Berry and Bantman make a case for the importance of global – especially transnational – approaches to labour and left history. They argue for the utility of biography, network analysis, comparative analysis and attention to political languages, in shifting
from the ‘methodological nationalism’ (p.6) that has long shaped these fields. Bert Altena’s stimulating survey picks up these analytical issues. He argues against approaches that treat syndicalism as something ‘abnormal’, a ‘Pavlovian reaction’ triggered by external structural conditions such as the second industrial revolution, social democratic failure etc. Inc problem is that mass syndicalism existed where many of these conditions did not apply (e.g. Spain, 1870s, France, 1890s), and was conversely absent (e.g. Belgium) or only a minority current (e.g. Germany) where they did apply. Second, structuralist arguments fail to examine syndicalism on its own terms, as a revolutionary movement with its own political culture, driven by the *ideas* and *aspirations* of working class people in particular communities and contexts.

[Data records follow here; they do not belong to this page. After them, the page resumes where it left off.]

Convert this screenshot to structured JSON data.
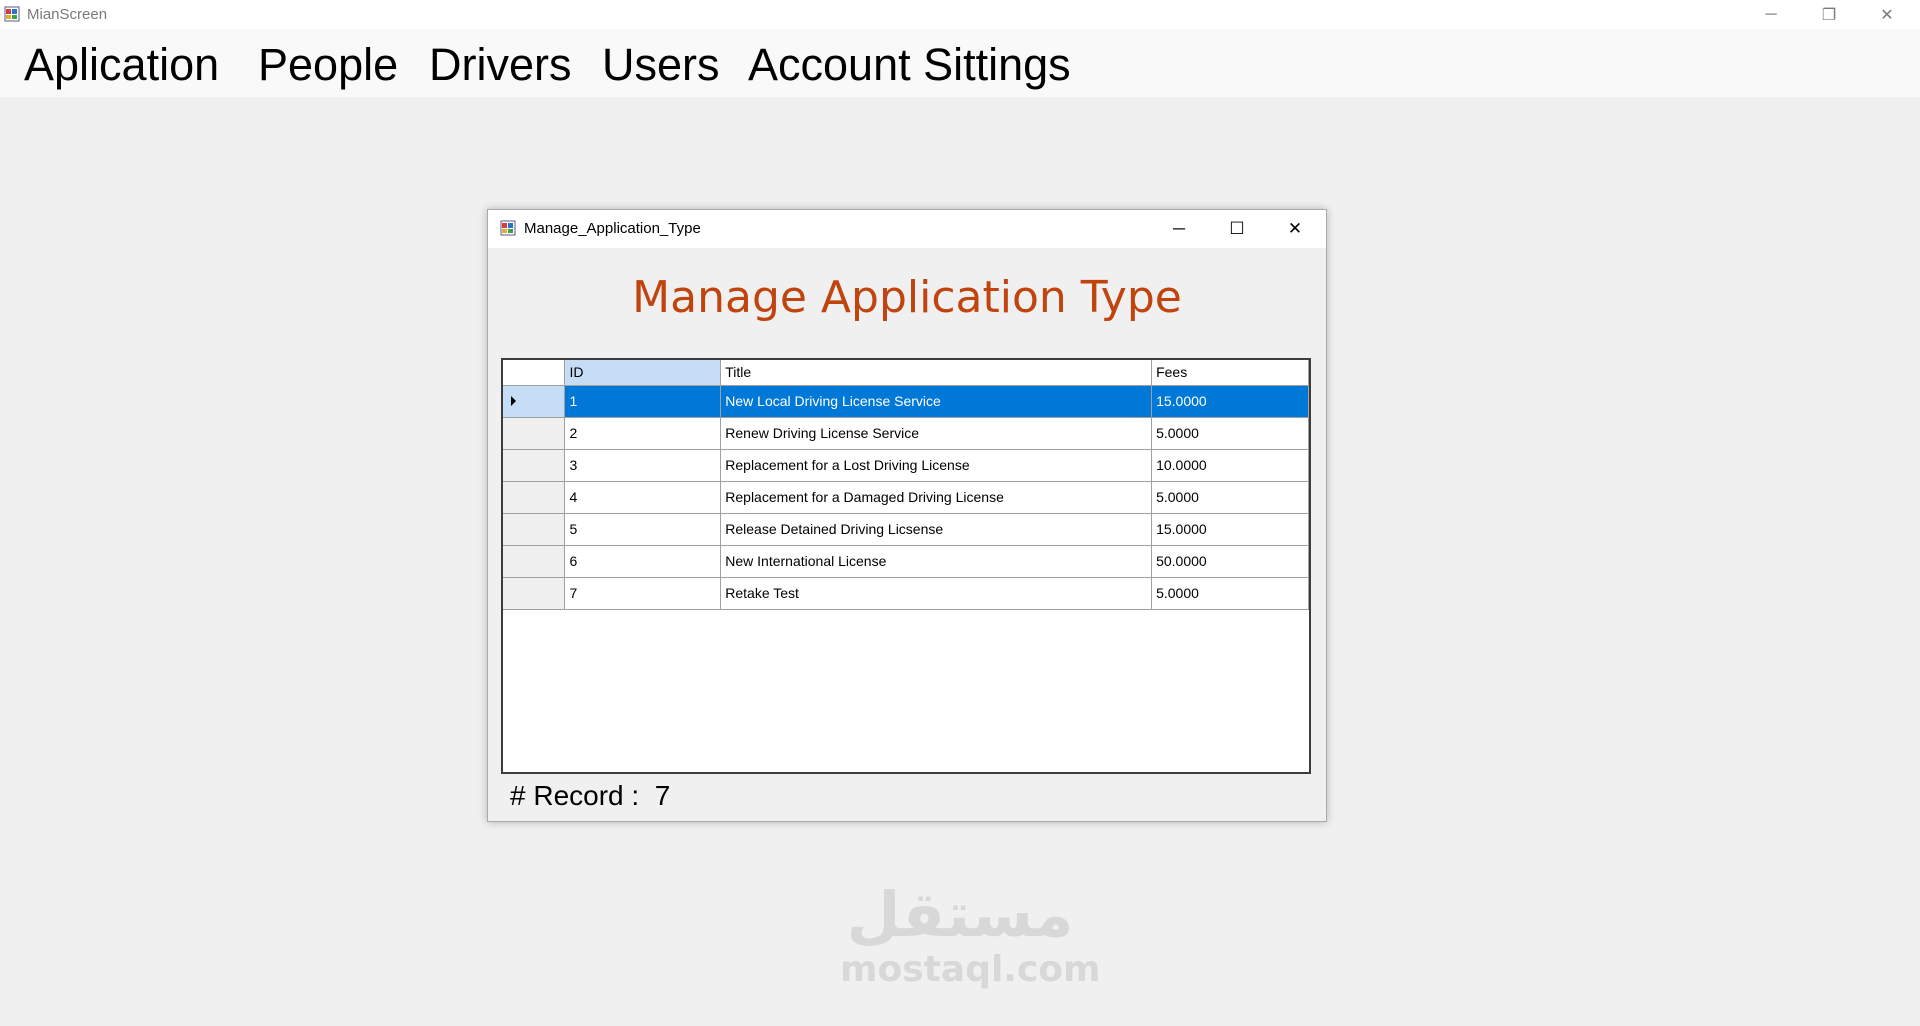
{
  "main_window": {
    "title": "MianScreen",
    "controls": {
      "minimize": "─",
      "restore": "❐",
      "close": "✕"
    }
  },
  "menu": {
    "items": [
      {
        "label": "Aplication"
      },
      {
        "label": "People"
      },
      {
        "label": "Drivers"
      },
      {
        "label": "Users"
      },
      {
        "label": "Account Sittings"
      }
    ]
  },
  "child_window": {
    "title": "Manage_Application_Type",
    "controls": {
      "minimize": "─",
      "maximize": "☐",
      "close": "✕"
    },
    "heading": "Manage Application Type",
    "heading_color": "#c1440e",
    "grid": {
      "columns": [
        "ID",
        "Title",
        "Fees"
      ],
      "selected_row": 0,
      "rows": [
        [
          "1",
          "New Local Driving License Service",
          "15.0000"
        ],
        [
          "2",
          "Renew Driving License Service",
          "5.0000"
        ],
        [
          "3",
          "Replacement for a Lost Driving License",
          "10.0000"
        ],
        [
          "4",
          "Replacement for a Damaged Driving License",
          "5.0000"
        ],
        [
          "5",
          "Release Detained Driving Licsense",
          "15.0000"
        ],
        [
          "6",
          "New International License",
          "50.0000"
        ],
        [
          "7",
          "Retake Test",
          "5.0000"
        ]
      ]
    },
    "records_label": "# Record :",
    "records_count": "7"
  },
  "watermark": {
    "arabic": "مستقل",
    "latin": "mostaql.com"
  }
}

The editors apologise for their ‘Eurocentrism’, but this is surely unnecessary. The methodological problems of Eurocentrism reside not in a focus on Europe *as such*, but in a conflation of world history with (West) European history, with other regions ignored or caricatured. This is certainly not the approach of Berry and Bantman, who are keenly aware that European anarchism/syndicalism was but part of a global movement. Levy’s fine discussion of anarchist ‘global labour organiser’ Errico Malatesta’s role in anti-colonial risings in Bosnia and Egypt, and in activism and networks in North Africa, the Middle East, the Caribbean and Latin America, Read more of this post